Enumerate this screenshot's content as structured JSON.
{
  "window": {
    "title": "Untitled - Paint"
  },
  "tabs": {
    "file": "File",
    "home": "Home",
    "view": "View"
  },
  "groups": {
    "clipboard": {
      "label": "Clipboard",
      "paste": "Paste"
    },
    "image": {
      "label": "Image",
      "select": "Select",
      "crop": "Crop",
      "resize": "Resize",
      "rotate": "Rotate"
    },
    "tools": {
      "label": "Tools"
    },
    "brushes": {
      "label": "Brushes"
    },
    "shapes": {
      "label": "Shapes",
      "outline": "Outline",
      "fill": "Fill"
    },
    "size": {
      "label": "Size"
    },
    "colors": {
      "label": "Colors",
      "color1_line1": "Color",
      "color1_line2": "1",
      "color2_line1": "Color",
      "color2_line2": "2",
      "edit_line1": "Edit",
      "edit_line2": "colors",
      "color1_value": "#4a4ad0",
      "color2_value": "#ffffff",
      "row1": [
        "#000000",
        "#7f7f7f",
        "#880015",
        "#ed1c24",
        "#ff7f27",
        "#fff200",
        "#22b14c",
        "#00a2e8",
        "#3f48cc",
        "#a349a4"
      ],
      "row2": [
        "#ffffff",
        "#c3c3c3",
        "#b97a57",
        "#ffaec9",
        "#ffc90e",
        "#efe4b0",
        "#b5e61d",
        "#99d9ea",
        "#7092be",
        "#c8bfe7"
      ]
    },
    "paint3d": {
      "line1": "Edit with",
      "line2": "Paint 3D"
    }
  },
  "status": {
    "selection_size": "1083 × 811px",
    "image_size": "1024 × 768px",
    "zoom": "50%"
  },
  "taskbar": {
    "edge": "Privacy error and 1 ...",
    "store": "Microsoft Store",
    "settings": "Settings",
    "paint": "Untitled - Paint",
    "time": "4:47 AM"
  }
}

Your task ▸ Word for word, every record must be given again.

Task answer ▸
Enumerate this screenshot's content as structured JSON.
{
  "window": {
    "title": "Untitled - Paint"
  },
  "tabs": {
    "file": "File",
    "home": "Home",
    "view": "View"
  },
  "groups": {
    "clipboard": {
      "label": "Clipboard",
      "paste": "Paste"
    },
    "image": {
      "label": "Image",
      "select": "Select",
      "crop": "Crop",
      "resize": "Resize",
      "rotate": "Rotate"
    },
    "tools": {
      "label": "Tools"
    },
    "brushes": {
      "label": "Brushes"
    },
    "shapes": {
      "label": "Shapes",
      "outline": "Outline",
      "fill": "Fill"
    },
    "size": {
      "label": "Size"
    },
    "colors": {
      "label": "Colors",
      "color1_line1": "Color",
      "color1_line2": "1",
      "color2_line1": "Color",
      "color2_line2": "2",
      "edit_line1": "Edit",
      "edit_line2": "colors",
      "color1_value": "#4a4ad0",
      "color2_value": "#ffffff",
      "row1": [
        "#000000",
        "#7f7f7f",
        "#880015",
        "#ed1c24",
        "#ff7f27",
        "#fff200",
        "#22b14c",
        "#00a2e8",
        "#3f48cc",
        "#a349a4"
      ],
      "row2": [
        "#ffffff",
        "#c3c3c3",
        "#b97a57",
        "#ffaec9",
        "#ffc90e",
        "#efe4b0",
        "#b5e61d",
        "#99d9ea",
        "#7092be",
        "#c8bfe7"
      ]
    },
    "paint3d": {
      "line1": "Edit with",
      "line2": "Paint 3D"
    }
  },
  "status": {
    "selection_size": "1083 × 811px",
    "image_size": "1024 × 768px",
    "zoom": "50%"
  },
  "taskbar": {
    "edge": "Privacy error and 1 ...",
    "store": "Microsoft Store",
    "settings": "Settings",
    "paint": "Untitled - Paint",
    "time": "4:47 AM"
  }
}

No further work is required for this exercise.